# [EXERCISE OBJECTIVE]
Scan the records below and say how many lines include the word "icon", giving no other text.

■ ■ ■ ■ ■

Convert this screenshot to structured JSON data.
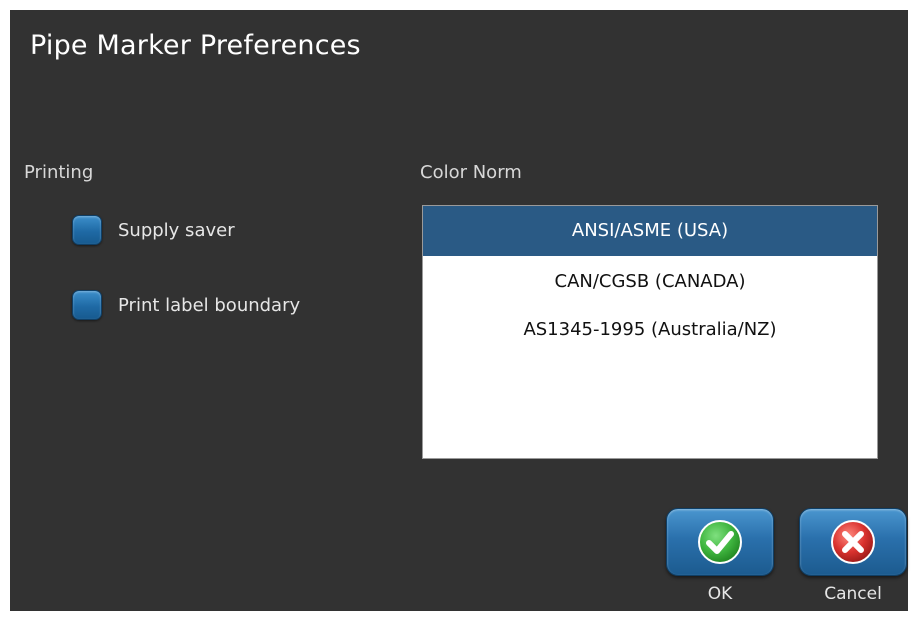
{
  "dialog": {
    "title": "Pipe Marker Preferences"
  },
  "printing": {
    "label": "Printing",
    "options": [
      {
        "label": "Supply saver",
        "checked": false
      },
      {
        "label": "Print label boundary",
        "checked": false
      }
    ]
  },
  "color_norm": {
    "label": "Color Norm",
    "items": [
      {
        "label": "ANSI/ASME (USA)",
        "selected": true
      },
      {
        "label": "CAN/CGSB (CANADA)",
        "selected": false
      },
      {
        "label": "AS1345-1995 (Australia/NZ)",
        "selected": false
      }
    ]
  },
  "buttons": {
    "ok_label": "OK",
    "ok_icon": "check-circle-icon",
    "cancel_label": "Cancel",
    "cancel_icon": "x-circle-icon"
  },
  "colors": {
    "background": "#323232",
    "selection": "#2a5a85",
    "button_blue": "#2a70ac",
    "ok_green": "#3fb53f",
    "cancel_red": "#d9322e"
  }
}
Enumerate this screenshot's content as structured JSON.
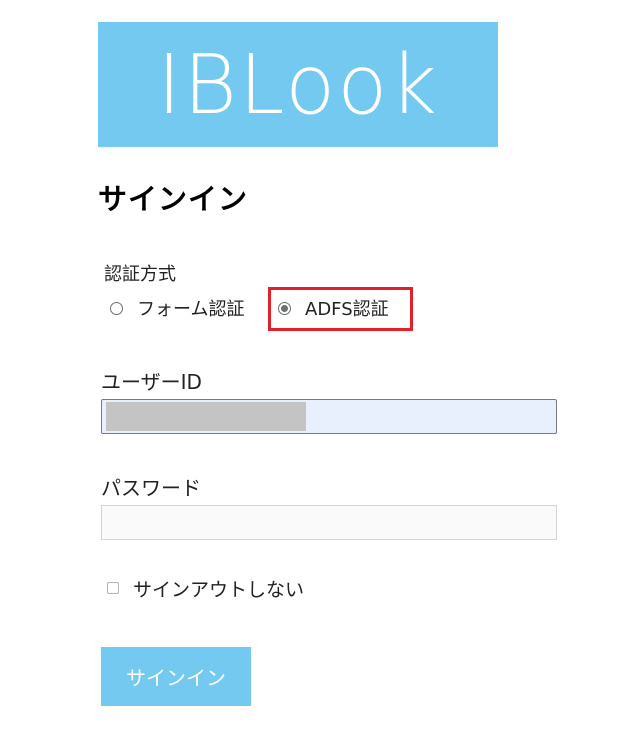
{
  "logo": {
    "text": "IBLook",
    "bg_color": "#74c9f0"
  },
  "page": {
    "title": "サインイン"
  },
  "auth": {
    "label": "認証方式",
    "options": [
      {
        "label": "フォーム認証",
        "selected": false
      },
      {
        "label": "ADFS認証",
        "selected": true
      }
    ],
    "highlight_color": "#e0202b"
  },
  "userid": {
    "label": "ユーザーID",
    "value": "",
    "value_redacted": true
  },
  "password": {
    "label": "パスワード",
    "value": ""
  },
  "remember": {
    "label": "サインアウトしない",
    "checked": false
  },
  "submit": {
    "label": "サインイン",
    "bg_color": "#74c9f0"
  }
}
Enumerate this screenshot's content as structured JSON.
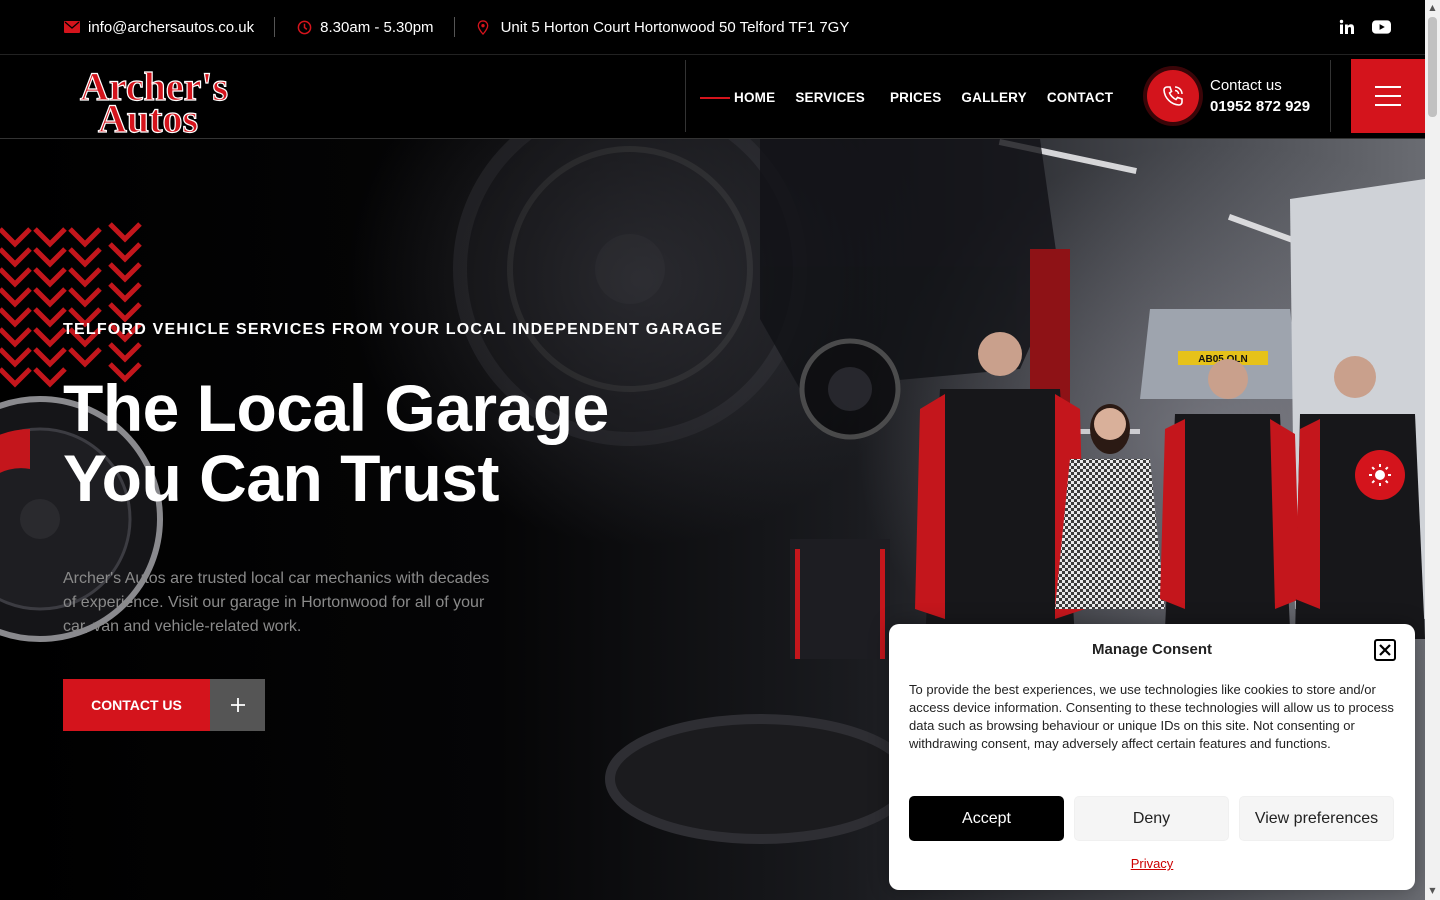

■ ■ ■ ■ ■

# [RESULT OF THE EXERCISE]
2